A gravel road extends north of Rankin Inlet toward the Meliadine River and Iqalugaarjuup Nunanga Territorial Park, a popular park with 8 km of gravel roads, excellent fishing spots, picnic and group activities cabin and a small camping area. There is also a hiking trail through Qamaviniqtalik, which is a late Thule archaeological site with many stone tent rings, storage caches, drying racks, kayak racks, fox traps, and more. The park offers hiking trails, interpretive signs, and ample opportunities to enjoy the land, for wildlife watching, fishing, birding, berrypicking, and enjoying the bloom of wildflowers in summer. The main road crosses the Char River and follows the Meliadine Esker through the park. A spur road beyond Nipisar Lake (Rankin Inlet’s water supply) extends to the Diane River where many residents maintain cabins.
The Meliadine Gold Project is under development about 22 km northwest of Rankin Inlet, and will likely begin operation in 2015. This mine will be a combination of open pit and underground mining, and will employ many people from the Kivalliq Region. A new all-weather road has been constructed to allow ground access to the minesite. During the construction period for the mine, there will be limited public access to this road.
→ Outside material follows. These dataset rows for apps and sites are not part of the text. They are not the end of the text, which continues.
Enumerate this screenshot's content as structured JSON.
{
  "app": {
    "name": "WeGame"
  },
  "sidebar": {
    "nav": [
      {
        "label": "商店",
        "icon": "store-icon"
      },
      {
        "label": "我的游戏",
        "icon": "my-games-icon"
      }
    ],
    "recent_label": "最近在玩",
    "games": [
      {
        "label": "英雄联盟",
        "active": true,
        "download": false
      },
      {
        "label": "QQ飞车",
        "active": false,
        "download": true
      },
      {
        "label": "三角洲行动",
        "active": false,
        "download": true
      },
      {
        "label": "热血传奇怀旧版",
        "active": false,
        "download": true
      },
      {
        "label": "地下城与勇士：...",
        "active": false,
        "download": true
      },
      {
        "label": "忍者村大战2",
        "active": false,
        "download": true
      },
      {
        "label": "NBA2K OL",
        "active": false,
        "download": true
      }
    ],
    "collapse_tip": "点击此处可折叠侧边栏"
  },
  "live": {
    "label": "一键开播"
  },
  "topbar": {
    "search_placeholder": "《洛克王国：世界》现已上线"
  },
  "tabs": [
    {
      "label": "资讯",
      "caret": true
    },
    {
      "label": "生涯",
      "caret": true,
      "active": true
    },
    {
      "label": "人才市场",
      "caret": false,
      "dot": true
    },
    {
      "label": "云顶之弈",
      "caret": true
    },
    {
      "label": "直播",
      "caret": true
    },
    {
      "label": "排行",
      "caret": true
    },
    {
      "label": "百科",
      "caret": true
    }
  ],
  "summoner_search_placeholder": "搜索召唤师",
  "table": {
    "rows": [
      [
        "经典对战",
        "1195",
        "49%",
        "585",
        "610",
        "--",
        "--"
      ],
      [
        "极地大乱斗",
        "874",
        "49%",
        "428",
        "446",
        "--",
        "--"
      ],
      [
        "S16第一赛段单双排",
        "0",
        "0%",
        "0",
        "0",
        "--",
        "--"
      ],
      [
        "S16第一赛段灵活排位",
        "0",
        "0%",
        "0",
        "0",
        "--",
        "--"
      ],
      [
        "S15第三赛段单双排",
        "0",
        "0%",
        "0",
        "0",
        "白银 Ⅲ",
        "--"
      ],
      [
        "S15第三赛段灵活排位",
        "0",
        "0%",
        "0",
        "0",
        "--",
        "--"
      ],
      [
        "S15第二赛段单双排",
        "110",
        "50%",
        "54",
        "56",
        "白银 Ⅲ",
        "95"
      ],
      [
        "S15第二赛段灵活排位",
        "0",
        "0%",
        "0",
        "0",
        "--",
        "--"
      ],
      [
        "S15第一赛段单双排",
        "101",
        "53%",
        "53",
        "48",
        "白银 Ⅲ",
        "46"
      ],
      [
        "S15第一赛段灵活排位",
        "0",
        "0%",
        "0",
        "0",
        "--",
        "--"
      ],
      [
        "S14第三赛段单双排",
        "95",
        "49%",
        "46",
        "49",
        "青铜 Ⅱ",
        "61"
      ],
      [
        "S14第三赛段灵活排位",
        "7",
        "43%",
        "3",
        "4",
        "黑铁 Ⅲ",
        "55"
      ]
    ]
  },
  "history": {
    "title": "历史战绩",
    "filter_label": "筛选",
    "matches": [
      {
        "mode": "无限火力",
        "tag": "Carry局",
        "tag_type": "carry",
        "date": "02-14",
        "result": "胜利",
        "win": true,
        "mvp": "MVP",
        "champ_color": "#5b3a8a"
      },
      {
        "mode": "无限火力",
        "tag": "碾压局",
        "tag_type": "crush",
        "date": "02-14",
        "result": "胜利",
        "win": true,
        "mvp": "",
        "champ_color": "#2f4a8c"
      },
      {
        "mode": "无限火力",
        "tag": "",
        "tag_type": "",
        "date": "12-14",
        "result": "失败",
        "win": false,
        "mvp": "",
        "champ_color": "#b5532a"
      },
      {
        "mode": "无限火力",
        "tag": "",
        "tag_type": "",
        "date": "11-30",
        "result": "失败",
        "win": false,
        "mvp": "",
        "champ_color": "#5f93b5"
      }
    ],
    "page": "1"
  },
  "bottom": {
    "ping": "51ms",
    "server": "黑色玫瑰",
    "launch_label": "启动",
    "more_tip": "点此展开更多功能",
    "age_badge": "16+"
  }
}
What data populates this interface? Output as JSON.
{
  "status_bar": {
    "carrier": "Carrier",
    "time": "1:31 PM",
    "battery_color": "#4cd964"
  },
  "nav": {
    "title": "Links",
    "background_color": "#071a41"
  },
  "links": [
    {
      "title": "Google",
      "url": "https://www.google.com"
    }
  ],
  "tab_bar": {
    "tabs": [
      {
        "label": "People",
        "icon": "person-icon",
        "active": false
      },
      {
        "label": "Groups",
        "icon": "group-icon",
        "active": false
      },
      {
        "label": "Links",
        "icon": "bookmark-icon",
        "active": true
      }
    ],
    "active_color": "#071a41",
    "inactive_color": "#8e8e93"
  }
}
After that, it is intended to be a public road during most of the year.